**Prompt**
The answer must consist of every line below that contains the word "index".

(App and web page records)
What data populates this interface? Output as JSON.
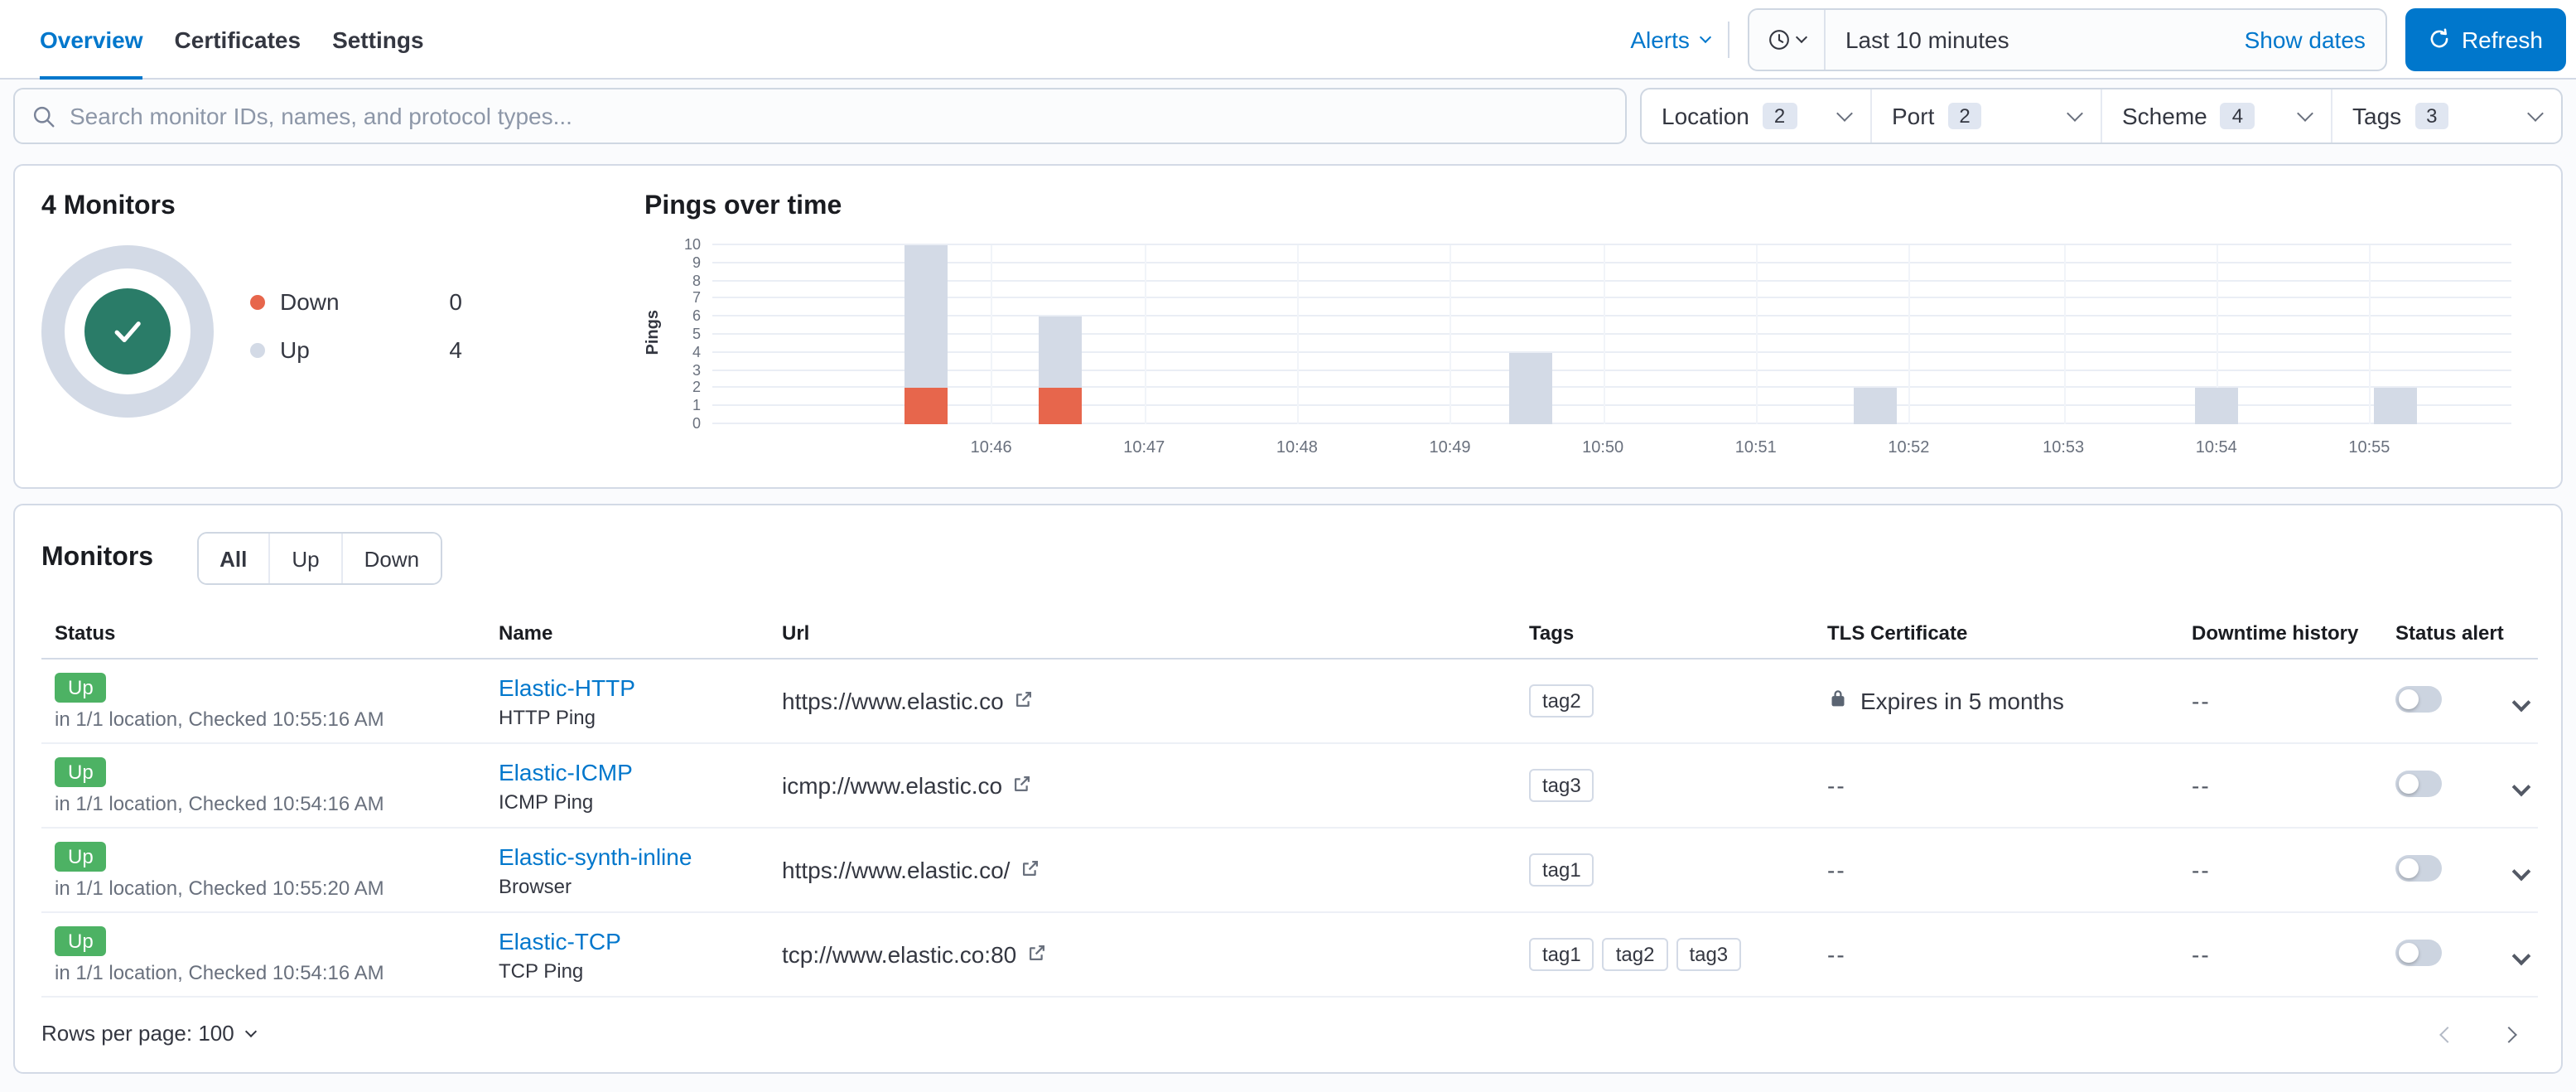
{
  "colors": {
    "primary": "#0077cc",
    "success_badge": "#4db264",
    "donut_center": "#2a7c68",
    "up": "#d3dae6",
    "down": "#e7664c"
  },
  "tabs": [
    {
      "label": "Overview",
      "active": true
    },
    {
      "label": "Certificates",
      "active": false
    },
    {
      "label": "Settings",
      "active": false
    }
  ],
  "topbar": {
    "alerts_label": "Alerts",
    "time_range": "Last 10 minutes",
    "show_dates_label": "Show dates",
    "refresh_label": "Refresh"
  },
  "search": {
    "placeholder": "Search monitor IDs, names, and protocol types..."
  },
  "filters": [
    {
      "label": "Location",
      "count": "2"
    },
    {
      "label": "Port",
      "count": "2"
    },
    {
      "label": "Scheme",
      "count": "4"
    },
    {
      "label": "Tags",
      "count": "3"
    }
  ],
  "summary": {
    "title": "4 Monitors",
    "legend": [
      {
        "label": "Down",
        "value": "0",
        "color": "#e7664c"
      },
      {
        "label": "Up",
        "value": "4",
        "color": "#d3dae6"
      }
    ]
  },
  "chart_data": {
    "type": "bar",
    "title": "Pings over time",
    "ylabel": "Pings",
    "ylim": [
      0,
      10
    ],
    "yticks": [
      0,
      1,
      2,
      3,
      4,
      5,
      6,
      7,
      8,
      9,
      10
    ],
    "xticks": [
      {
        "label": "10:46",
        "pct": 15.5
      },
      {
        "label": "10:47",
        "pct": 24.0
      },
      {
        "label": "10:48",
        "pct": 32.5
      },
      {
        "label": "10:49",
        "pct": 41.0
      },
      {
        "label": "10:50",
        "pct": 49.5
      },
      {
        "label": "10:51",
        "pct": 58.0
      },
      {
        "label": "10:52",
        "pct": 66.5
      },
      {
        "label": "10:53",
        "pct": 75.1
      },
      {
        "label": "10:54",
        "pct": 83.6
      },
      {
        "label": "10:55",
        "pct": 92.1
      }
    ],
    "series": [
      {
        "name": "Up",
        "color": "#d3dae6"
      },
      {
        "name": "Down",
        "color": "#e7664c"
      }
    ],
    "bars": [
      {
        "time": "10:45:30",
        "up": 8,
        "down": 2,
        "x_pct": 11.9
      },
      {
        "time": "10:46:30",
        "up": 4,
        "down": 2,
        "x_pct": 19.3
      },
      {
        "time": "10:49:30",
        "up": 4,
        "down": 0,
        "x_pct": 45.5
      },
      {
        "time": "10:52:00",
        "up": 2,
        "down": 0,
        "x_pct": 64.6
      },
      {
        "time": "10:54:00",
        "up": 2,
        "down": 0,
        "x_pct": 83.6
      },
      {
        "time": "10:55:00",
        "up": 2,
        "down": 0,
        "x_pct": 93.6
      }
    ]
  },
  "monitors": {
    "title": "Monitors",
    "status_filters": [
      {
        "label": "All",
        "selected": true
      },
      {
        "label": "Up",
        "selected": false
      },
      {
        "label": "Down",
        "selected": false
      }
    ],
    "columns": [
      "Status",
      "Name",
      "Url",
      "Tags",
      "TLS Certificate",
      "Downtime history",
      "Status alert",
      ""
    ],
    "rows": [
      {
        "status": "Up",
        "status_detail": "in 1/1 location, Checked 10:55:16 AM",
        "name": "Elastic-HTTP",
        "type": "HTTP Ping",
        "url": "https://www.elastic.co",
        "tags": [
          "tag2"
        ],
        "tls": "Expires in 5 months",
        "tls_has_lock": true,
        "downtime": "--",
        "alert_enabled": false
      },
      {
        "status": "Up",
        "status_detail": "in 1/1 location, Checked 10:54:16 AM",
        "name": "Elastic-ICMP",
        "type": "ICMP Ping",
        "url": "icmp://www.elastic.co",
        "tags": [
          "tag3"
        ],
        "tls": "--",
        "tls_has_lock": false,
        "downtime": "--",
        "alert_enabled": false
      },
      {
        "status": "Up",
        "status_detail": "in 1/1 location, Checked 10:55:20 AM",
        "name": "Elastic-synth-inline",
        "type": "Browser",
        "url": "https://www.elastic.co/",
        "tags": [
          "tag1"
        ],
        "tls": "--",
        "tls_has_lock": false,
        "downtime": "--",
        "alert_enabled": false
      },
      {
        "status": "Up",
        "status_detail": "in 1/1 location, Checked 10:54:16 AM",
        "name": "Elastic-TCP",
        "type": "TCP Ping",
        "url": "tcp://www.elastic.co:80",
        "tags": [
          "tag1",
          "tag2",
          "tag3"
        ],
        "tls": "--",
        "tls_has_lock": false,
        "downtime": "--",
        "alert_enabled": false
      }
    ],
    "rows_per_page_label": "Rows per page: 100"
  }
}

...

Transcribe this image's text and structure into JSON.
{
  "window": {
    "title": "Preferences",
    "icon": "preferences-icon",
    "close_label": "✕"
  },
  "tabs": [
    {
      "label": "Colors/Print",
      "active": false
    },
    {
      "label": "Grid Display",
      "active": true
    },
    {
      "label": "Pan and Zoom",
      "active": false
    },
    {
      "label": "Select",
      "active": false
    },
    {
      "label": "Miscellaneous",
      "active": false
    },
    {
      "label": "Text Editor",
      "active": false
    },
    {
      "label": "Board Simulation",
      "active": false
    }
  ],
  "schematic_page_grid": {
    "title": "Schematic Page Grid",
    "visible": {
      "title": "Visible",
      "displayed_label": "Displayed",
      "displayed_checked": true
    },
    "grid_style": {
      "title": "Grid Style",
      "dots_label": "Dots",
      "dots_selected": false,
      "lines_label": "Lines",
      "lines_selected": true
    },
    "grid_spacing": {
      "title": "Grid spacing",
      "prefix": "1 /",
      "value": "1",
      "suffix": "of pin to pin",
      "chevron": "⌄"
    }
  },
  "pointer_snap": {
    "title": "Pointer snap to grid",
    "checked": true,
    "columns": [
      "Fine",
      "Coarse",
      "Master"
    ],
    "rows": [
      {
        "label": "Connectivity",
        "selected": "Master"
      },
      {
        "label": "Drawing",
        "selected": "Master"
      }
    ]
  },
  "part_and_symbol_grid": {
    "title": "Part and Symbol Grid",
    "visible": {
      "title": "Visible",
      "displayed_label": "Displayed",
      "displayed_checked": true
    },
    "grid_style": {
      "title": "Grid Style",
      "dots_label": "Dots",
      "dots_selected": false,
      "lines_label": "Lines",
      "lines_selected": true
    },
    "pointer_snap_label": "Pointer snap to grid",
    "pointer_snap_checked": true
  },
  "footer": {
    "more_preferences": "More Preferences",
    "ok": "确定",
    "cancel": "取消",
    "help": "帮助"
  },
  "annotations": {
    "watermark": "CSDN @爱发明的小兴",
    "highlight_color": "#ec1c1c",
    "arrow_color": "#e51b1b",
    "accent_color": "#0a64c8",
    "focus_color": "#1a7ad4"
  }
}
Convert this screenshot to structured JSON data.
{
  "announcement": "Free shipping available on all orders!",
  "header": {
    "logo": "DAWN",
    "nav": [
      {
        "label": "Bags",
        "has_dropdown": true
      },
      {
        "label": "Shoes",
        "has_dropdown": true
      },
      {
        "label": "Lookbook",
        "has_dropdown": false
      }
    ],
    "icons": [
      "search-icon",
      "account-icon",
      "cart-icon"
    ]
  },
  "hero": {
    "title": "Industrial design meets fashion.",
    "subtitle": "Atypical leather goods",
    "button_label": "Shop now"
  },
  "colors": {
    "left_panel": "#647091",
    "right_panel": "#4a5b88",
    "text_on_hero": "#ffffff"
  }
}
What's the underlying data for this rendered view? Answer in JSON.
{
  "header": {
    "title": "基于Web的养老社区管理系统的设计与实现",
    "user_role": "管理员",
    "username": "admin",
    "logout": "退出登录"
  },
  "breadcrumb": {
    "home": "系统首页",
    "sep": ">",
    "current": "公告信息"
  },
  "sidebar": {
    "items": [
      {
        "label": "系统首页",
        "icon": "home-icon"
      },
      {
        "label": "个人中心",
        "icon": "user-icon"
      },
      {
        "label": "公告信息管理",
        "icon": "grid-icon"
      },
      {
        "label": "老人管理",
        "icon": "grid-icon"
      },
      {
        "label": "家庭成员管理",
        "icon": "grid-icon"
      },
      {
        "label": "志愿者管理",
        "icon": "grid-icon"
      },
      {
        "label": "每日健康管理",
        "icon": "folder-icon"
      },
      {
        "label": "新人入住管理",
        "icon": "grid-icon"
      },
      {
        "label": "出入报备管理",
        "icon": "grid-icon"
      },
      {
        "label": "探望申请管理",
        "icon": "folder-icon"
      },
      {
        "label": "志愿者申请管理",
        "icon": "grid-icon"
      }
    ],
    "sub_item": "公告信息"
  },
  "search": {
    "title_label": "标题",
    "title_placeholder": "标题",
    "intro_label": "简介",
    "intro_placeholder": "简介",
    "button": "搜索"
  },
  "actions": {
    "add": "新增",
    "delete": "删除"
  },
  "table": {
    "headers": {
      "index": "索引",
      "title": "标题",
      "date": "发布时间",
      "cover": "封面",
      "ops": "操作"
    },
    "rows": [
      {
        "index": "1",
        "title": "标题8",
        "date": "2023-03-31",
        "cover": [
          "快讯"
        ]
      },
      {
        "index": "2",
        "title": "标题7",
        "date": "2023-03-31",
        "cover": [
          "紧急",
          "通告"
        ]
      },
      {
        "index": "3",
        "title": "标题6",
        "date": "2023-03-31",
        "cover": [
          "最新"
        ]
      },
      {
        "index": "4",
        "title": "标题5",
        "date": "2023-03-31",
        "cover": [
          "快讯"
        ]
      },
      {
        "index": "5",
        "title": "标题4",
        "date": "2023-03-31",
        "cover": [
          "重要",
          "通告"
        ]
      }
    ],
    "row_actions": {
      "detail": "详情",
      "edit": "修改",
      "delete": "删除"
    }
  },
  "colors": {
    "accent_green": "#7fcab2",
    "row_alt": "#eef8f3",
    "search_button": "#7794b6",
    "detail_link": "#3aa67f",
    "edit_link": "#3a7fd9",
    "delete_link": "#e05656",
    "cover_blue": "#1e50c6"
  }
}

**Expected output**
      "index": "索引",
        "index": "1",
        "index": "2",
        "index": "3",
        "index": "4",
        "index": "5",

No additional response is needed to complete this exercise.